__Input records__.
=== Begin Enclosure ===
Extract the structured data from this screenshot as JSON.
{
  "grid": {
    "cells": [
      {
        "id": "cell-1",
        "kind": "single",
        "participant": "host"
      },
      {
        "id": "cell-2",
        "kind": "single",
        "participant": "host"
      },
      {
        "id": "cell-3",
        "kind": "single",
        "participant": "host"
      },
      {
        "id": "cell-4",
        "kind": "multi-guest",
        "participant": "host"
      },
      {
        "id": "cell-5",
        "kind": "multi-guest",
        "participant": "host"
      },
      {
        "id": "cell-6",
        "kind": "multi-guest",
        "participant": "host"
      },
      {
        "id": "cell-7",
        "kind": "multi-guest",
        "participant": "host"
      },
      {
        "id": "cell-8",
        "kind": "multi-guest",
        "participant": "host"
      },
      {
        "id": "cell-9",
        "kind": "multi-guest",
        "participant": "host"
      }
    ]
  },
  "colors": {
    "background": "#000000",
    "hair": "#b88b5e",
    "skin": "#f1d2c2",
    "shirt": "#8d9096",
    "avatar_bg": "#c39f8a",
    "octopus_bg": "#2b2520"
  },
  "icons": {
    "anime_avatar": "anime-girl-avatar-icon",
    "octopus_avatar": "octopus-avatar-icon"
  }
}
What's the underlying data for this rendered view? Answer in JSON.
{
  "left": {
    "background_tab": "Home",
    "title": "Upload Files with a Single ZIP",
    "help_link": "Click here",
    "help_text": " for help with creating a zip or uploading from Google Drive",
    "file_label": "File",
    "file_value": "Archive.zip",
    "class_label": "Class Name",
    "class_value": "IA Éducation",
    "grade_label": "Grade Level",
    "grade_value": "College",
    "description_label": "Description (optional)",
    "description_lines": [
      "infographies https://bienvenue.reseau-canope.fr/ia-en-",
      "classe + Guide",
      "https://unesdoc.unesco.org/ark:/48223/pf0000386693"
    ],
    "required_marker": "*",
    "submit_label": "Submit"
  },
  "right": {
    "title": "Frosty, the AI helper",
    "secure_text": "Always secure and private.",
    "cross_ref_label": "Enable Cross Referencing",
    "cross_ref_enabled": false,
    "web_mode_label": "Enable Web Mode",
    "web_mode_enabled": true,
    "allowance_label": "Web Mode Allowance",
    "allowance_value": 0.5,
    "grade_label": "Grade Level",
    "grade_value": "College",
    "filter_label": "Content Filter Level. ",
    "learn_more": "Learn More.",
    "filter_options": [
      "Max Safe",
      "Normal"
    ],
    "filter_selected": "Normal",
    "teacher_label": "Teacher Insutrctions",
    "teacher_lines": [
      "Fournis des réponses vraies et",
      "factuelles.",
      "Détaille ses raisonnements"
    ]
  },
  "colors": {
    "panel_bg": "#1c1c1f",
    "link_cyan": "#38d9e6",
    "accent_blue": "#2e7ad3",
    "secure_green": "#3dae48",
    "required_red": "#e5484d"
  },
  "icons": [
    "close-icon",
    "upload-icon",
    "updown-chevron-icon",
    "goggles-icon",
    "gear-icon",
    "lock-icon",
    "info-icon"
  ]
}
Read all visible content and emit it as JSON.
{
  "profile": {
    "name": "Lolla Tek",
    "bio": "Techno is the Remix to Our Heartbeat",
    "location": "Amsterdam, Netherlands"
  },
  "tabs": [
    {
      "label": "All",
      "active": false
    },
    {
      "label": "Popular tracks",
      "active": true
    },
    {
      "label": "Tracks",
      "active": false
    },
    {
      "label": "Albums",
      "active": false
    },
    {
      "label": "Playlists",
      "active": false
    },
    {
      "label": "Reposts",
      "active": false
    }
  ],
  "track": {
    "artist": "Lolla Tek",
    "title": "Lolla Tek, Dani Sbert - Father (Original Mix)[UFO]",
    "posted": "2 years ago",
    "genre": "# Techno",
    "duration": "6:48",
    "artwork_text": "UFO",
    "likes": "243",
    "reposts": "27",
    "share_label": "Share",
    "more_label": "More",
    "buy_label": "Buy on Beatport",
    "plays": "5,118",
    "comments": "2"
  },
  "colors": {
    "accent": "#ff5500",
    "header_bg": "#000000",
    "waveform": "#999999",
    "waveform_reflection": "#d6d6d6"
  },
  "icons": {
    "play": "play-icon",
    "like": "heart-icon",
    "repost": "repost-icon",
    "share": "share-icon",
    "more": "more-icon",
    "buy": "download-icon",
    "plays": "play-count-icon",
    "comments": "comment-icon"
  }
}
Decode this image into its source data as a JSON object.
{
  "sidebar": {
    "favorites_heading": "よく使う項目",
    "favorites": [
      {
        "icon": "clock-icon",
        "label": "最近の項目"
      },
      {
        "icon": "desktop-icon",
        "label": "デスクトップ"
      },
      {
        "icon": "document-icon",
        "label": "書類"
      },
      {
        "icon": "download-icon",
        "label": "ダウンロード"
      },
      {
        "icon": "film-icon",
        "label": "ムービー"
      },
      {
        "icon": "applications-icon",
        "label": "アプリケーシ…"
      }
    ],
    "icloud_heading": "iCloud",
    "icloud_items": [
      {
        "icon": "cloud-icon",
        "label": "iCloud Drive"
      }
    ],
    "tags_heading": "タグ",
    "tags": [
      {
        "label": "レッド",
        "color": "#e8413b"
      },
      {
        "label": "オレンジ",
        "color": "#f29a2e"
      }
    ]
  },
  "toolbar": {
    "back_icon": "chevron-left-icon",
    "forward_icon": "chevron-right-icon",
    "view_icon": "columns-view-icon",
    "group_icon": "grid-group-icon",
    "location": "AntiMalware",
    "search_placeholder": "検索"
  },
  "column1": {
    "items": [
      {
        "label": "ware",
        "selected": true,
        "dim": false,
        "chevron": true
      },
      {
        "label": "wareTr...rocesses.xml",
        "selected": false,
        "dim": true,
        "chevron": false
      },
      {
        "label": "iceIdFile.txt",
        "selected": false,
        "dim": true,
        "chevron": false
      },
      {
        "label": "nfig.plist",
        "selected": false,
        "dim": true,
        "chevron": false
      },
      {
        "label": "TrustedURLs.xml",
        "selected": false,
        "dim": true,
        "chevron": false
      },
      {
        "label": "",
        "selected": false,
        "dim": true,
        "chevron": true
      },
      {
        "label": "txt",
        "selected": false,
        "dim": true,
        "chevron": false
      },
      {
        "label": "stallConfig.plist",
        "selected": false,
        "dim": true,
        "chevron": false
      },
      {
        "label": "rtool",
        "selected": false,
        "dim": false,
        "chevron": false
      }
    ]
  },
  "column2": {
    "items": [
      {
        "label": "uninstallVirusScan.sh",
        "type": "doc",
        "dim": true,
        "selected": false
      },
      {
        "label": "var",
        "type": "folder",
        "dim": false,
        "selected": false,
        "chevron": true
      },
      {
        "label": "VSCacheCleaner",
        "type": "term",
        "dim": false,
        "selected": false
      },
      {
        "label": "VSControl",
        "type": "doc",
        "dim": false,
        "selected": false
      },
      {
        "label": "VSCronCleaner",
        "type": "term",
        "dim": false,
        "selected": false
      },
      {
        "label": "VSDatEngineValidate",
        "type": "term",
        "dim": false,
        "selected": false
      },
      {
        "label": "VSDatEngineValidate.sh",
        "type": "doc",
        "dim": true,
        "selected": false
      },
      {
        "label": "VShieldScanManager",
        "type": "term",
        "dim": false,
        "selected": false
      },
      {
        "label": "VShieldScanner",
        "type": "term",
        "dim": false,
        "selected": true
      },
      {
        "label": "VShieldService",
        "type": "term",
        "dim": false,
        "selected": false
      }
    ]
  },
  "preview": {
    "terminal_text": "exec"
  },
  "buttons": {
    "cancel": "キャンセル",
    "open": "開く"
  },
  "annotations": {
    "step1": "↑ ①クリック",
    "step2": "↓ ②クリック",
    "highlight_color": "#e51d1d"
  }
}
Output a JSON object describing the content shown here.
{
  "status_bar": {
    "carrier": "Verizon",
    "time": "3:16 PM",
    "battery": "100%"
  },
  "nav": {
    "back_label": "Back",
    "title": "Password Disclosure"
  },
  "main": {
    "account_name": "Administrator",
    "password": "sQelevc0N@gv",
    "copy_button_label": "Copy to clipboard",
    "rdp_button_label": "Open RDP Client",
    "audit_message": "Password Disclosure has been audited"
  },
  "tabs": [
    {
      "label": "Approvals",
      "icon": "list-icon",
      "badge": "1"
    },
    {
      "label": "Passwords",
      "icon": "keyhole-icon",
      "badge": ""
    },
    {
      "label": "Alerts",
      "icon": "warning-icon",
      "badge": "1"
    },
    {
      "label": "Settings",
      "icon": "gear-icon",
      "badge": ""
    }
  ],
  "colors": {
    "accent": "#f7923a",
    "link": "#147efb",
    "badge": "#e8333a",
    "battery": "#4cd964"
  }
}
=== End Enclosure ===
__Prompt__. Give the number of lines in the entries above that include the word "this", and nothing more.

__Task answer__. 3